Exercise brief >> Beginning with the first line below, output every record verbatim and leave out the images.

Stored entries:

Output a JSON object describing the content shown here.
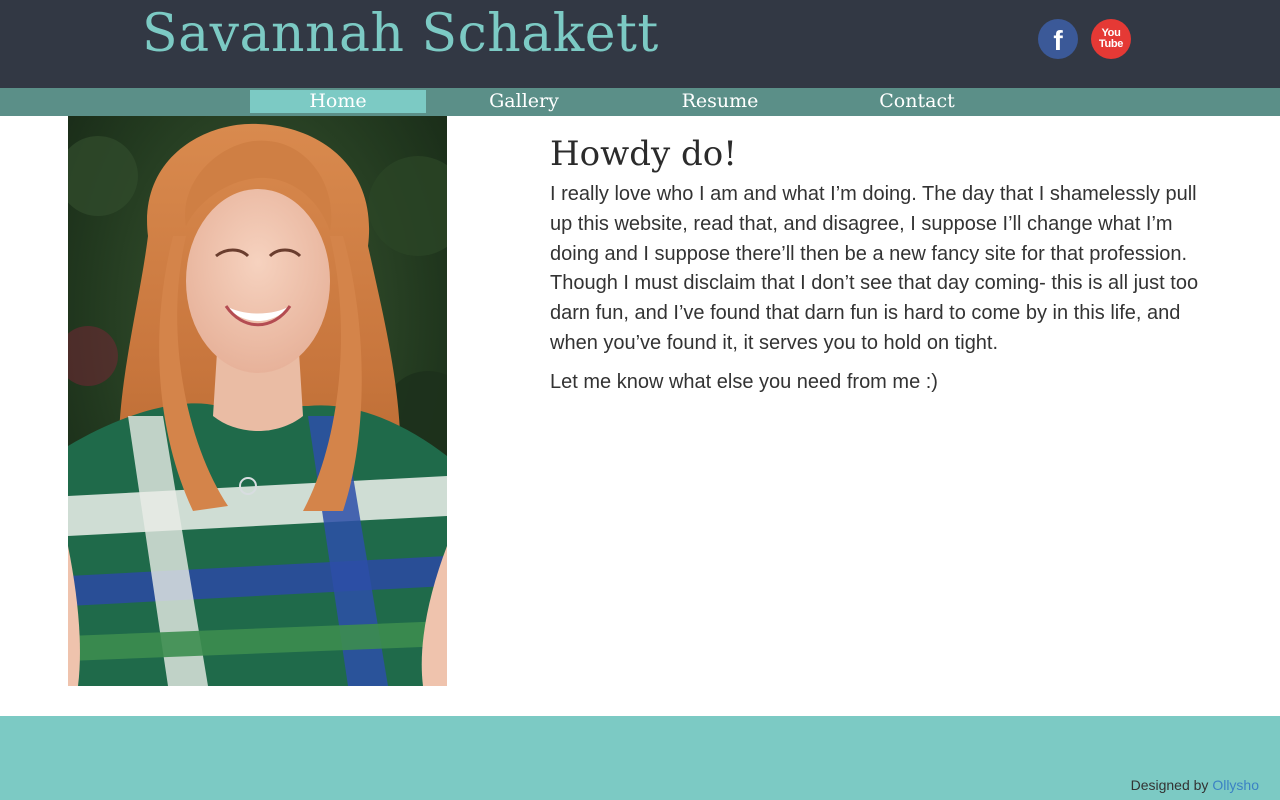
{
  "header": {
    "site_title": "Savannah Schakett",
    "social": [
      {
        "name": "facebook",
        "glyph": "f"
      },
      {
        "name": "youtube",
        "glyph_line1": "You",
        "glyph_line2": "Tube"
      }
    ]
  },
  "nav": {
    "items": [
      {
        "label": "Home",
        "active": true
      },
      {
        "label": "Gallery",
        "active": false
      },
      {
        "label": "Resume",
        "active": false
      },
      {
        "label": "Contact",
        "active": false
      }
    ]
  },
  "main": {
    "heading": "Howdy do!",
    "paragraphs": [
      "I really love who I am and what I’m doing. The day that I shamelessly pull up this website, read that, and disagree, I suppose I’ll change what I’m doing and I suppose there’ll then be a new fancy site for that profession. Though I must disclaim that I don’t see that day coming- this is all just too darn fun, and I’ve found that darn fun is hard to come by in this life, and when you’ve found it, it serves you to hold on tight.",
      "Let me know what else you need from me :)"
    ]
  },
  "footer": {
    "credit_prefix": "Designed by ",
    "credit_link": "Ollysho"
  },
  "colors": {
    "header_bg": "#323844",
    "nav_bg": "#5b8f88",
    "accent": "#7ccac4",
    "facebook": "#3b5998",
    "youtube": "#e53935",
    "link": "#3b82c4"
  }
}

Result of the task >>
Output a JSON object describing the content shown here.
{
  "header": {
    "site_title": "Savannah Schakett",
    "social": [
      {
        "name": "facebook",
        "glyph": "f"
      },
      {
        "name": "youtube",
        "glyph_line1": "You",
        "glyph_line2": "Tube"
      }
    ]
  },
  "nav": {
    "items": [
      {
        "label": "Home",
        "active": true
      },
      {
        "label": "Gallery",
        "active": false
      },
      {
        "label": "Resume",
        "active": false
      },
      {
        "label": "Contact",
        "active": false
      }
    ]
  },
  "main": {
    "heading": "Howdy do!",
    "paragraphs": [
      "I really love who I am and what I’m doing. The day that I shamelessly pull up this website, read that, and disagree, I suppose I’ll change what I’m doing and I suppose there’ll then be a new fancy site for that profession. Though I must disclaim that I don’t see that day coming- this is all just too darn fun, and I’ve found that darn fun is hard to come by in this life, and when you’ve found it, it serves you to hold on tight.",
      "Let me know what else you need from me :)"
    ]
  },
  "footer": {
    "credit_prefix": "Designed by ",
    "credit_link": "Ollysho"
  },
  "colors": {
    "header_bg": "#323844",
    "nav_bg": "#5b8f88",
    "accent": "#7ccac4",
    "facebook": "#3b5998",
    "youtube": "#e53935",
    "link": "#3b82c4"
  }
}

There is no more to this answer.